OFAC also designated Russia-based Profinet Pte Ltd. (Profinet) and its Director General, Russian national Vasili Aleksandrovich Kolchanov. Profinet is a Russian port service agency that provides loading, bunkering, supplying, and departure arrangements for vessels calling at the Russian ports of Nakhodka, Vostochny, Vladivostok, and Slavyanka. Profinet has provided port services on at least six separate occasions to DPRK-flagged vessels, including the sanctioned vessels CHON MYONG 1 and RYE SONG GANG 1, which have carried thousands of metric tons of refined oil products. Profinet continued to offer its bunkering services to DPRK-flagged vessels even after its employees knew of oil-related sanctions on North Korea. Kolchanov was personally involved in North Korea-related deals and interacted directly with North Korean representatives in Russia.
Treasury reminds the shipping industry, including flag states, ship owners and operators, crew members and captains, insurance companies, brokers, oil companies, ports, classification service providers, and others of the significant risks posed by North Korea’s shipping practices, and we urge UN member states and shipping industry associations to circulate OFAC’s North Korea Shipping Advisory
China Initiates Dispute Complaints Against Us Solar Cell Duties, Renewable Energy Measures - World Trade Organization
China has requested WTO dispute consultations with the United States regarding US safeguard duties imposed on imports of crystalline silicon photovoltaic products. China has also requested WTO dispute consultations with the United States regarding measures at the state and municipal level that provide incentives for the use of domestically sourced renewable energy products and technologies. The two requests were circulated to WTO members on 16 August.
Read entire article here
CBP Officers at the Laredo Port of Entry Seize More Than $1.3 Million in Crystal Methamphetamine - US Customs & Border Protection
LAREDO, TEXAS – U.S. Customs and Border Protection (CBP), Office of Field Operations (OFO) officers at the Laredo Port of Entry recently seized over $1.3 million in crystal methamphetamine in one enforcement action.
“CBP has numerous layers of enforcement and our officers will go above and beyond to keep these illicit drugs from entering our country and affecting our community,” said Port Director Albert Flores, Laredo Port of Entry.
The seizure occurred on Saturday, August 11 at the Juarez-Lincoln Bridge when a CBP officer referred a 2013 Nissan Altima driven by a 27-year-old female Mexican citizen from Monterrey, Nuevo Leon, Mexico traveling with a 25-year-old male Mexican citizen for a secondary inspection. CBP officers utilizing a non-intrusive imaging system along with the help of a canine team discovered narcotics hidden within the vehicle. CBP officers discovered a total of 66.71 pounds of alleged crystal methamphetamine. The narcotics have an estimated street value of $1,334,223.

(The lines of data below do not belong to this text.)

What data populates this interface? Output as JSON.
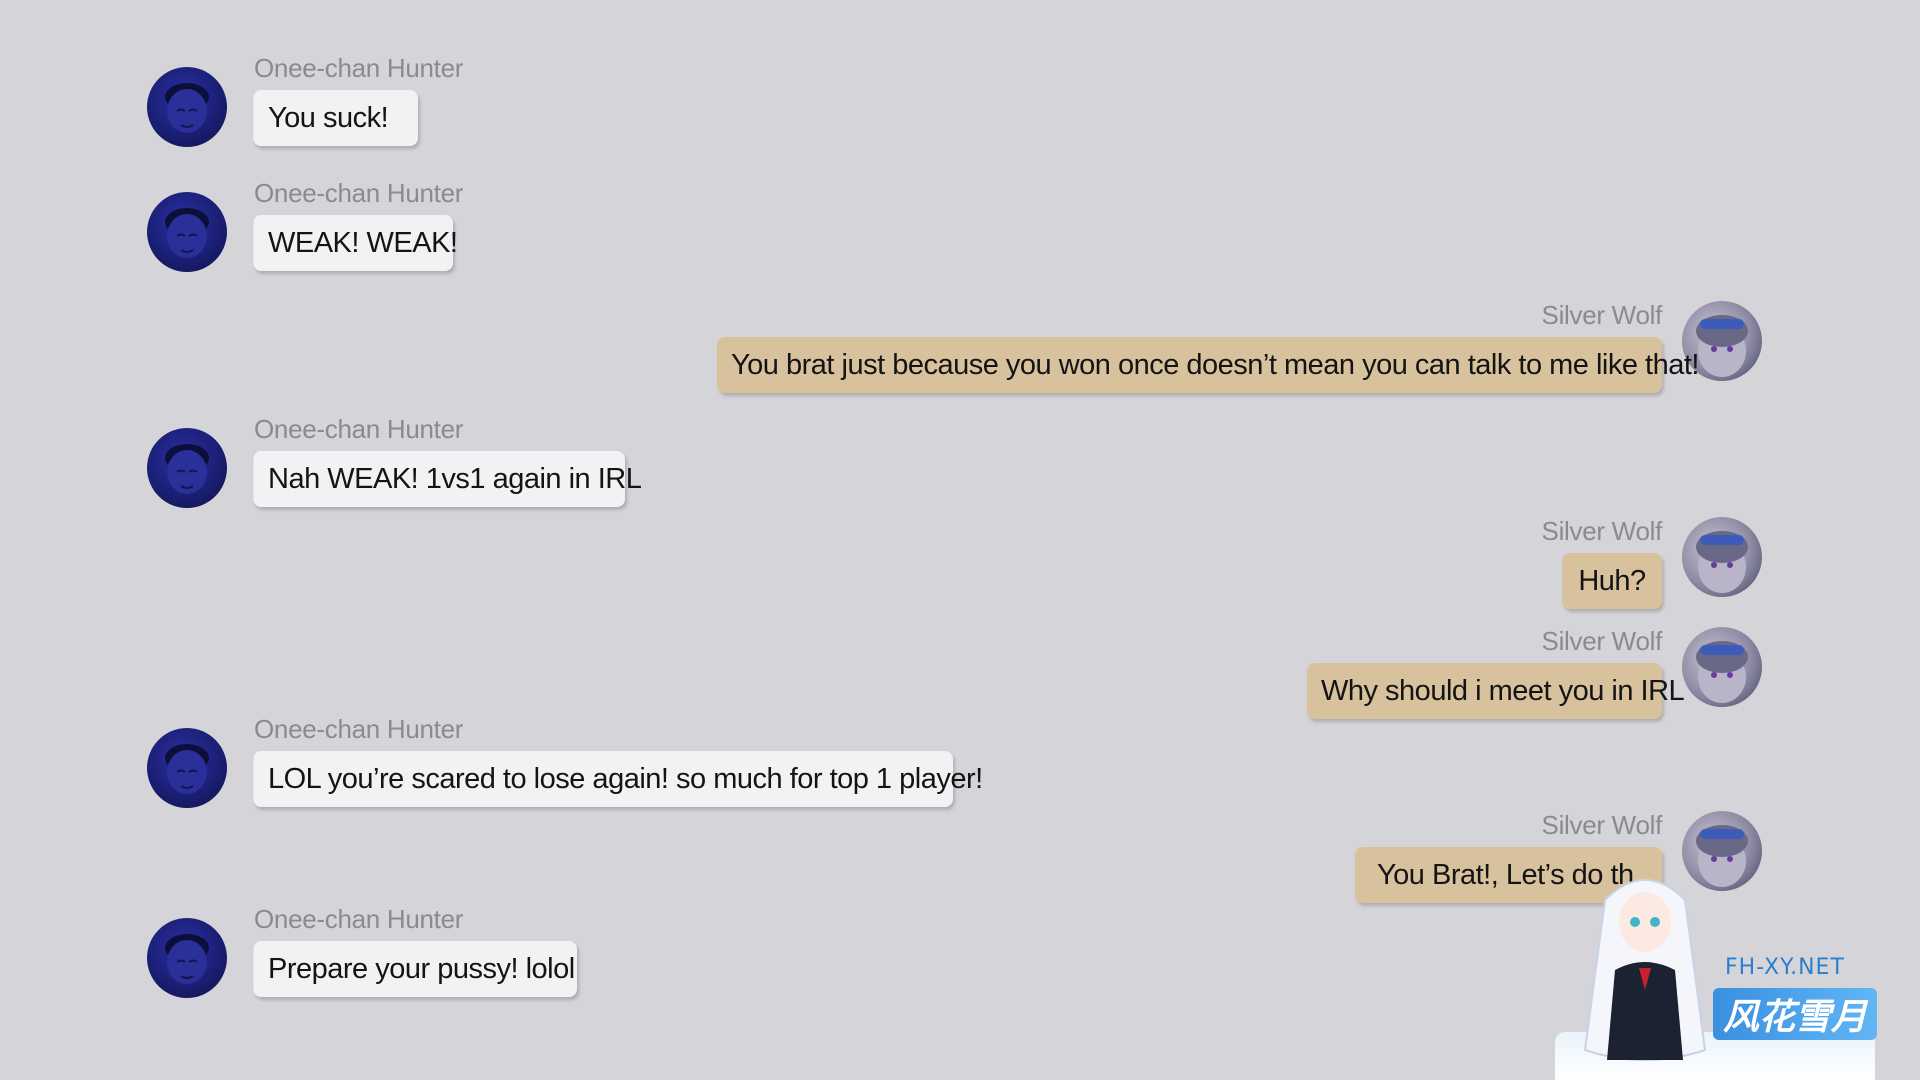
{
  "colors": {
    "background": "#d5d5d9",
    "incoming_bubble": "#f2f2f4",
    "outgoing_bubble": "#d8c29d",
    "name_text": "#8a8a8f"
  },
  "messages": [
    {
      "sender": "Onee-chan Hunter",
      "side": "left",
      "avatar": "avatar-hunter-icon",
      "text": "You suck!"
    },
    {
      "sender": "Onee-chan Hunter",
      "side": "left",
      "avatar": "avatar-hunter-icon",
      "text": "WEAK! WEAK!"
    },
    {
      "sender": "Silver Wolf",
      "side": "right",
      "avatar": "avatar-silver-wolf-icon",
      "text": "You brat just because you won once doesn’t mean you can talk to me like that!"
    },
    {
      "sender": "Onee-chan Hunter",
      "side": "left",
      "avatar": "avatar-hunter-icon",
      "text": "Nah WEAK! 1vs1 again in IRL"
    },
    {
      "sender": "Silver Wolf",
      "side": "right",
      "avatar": "avatar-silver-wolf-icon",
      "text": "Huh?"
    },
    {
      "sender": "Silver Wolf",
      "side": "right",
      "avatar": "avatar-silver-wolf-icon",
      "text": "Why should i meet you in IRL"
    },
    {
      "sender": "Onee-chan Hunter",
      "side": "left",
      "avatar": "avatar-hunter-icon",
      "text": "LOL you’re scared to lose again! so much for top 1 player!"
    },
    {
      "sender": "Silver Wolf",
      "side": "right",
      "avatar": "avatar-silver-wolf-icon",
      "text": "You Brat!, Let’s do th"
    },
    {
      "sender": "Onee-chan Hunter",
      "side": "left",
      "avatar": "avatar-hunter-icon",
      "text": "Prepare your pussy! lolol"
    }
  ],
  "watermark": {
    "url": "FH-XY.NET",
    "brand": "风花雪月"
  }
}
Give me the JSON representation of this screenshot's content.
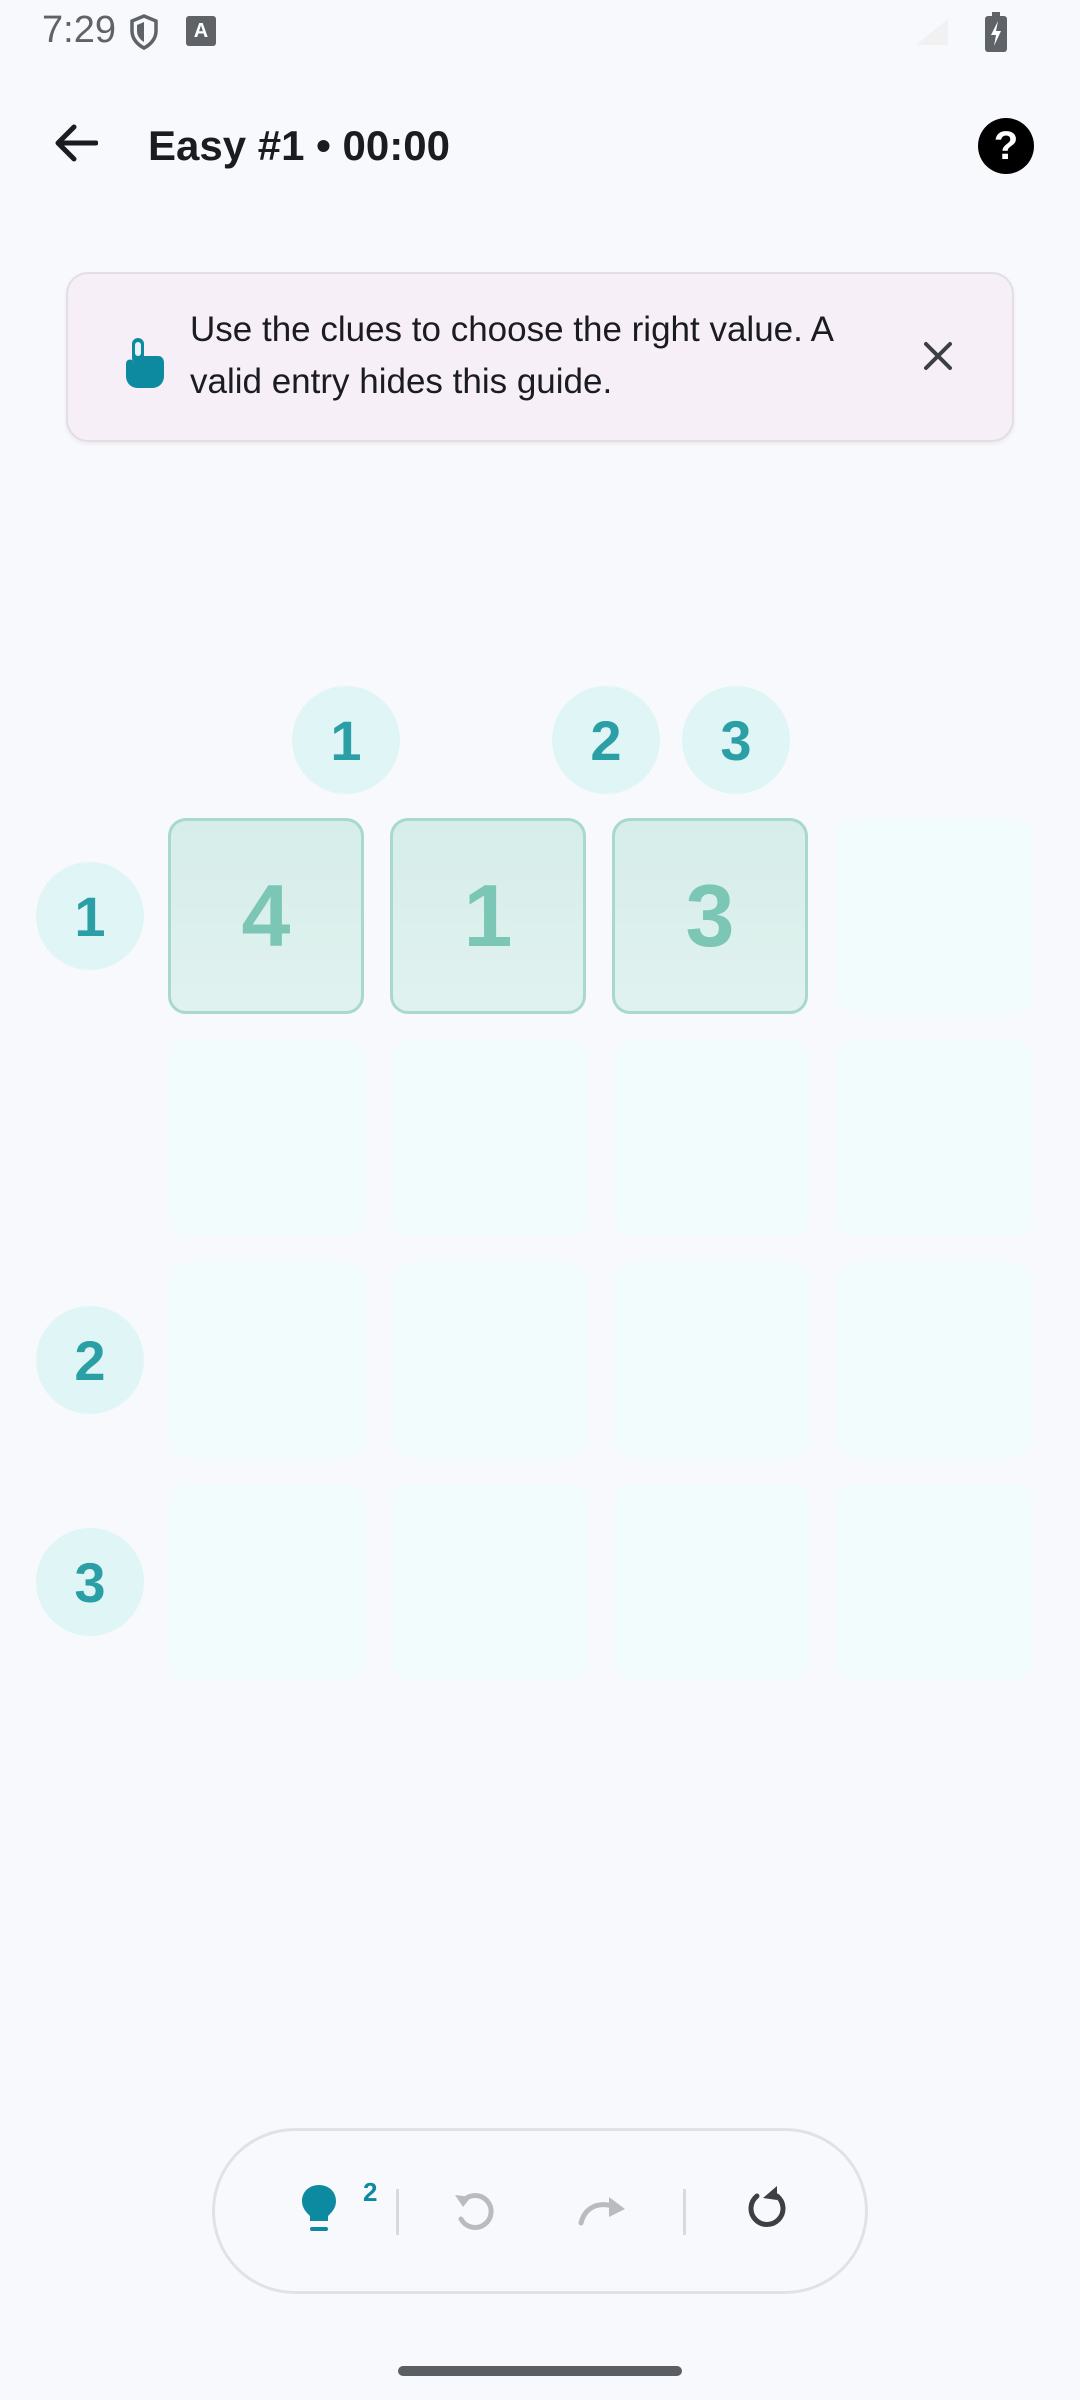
{
  "status_bar": {
    "time": "7:29",
    "icons": [
      "shield-icon",
      "keyboard-a-icon",
      "signal-icon",
      "battery-charging-icon"
    ]
  },
  "top_bar": {
    "title": "Easy #1 • 00:00",
    "back_icon": "arrow-left-icon",
    "help_label": "?"
  },
  "guide": {
    "icon": "tap-hand-icon",
    "text": "Use the clues to choose the right value. A valid entry hides this guide.",
    "close_icon": "close-icon"
  },
  "puzzle": {
    "column_clues": [
      "1",
      "2",
      "3"
    ],
    "row_clues": [
      "1",
      "2",
      "3"
    ],
    "rows": [
      [
        "4",
        "1",
        "3",
        ""
      ],
      [
        "",
        "",
        "",
        ""
      ],
      [
        "",
        "",
        "",
        ""
      ],
      [
        "",
        "",
        "",
        ""
      ]
    ]
  },
  "toolbar": {
    "hint_count": "2",
    "icons": [
      "lightbulb-icon",
      "undo-icon",
      "redo-icon",
      "restart-icon"
    ]
  },
  "colors": {
    "accent": "#2a9fa5",
    "clue_bg": "#e0f5f5",
    "filled_cell": "#d6ede9",
    "empty_cell": "#f3fcfc",
    "guide_bg": "#f6eff7"
  }
}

CBP OFO seized the narcotics and the vehicle. Both subjects were arrested and the cases were turned over to Homeland Security Investigations (HSI) special agents for further investigation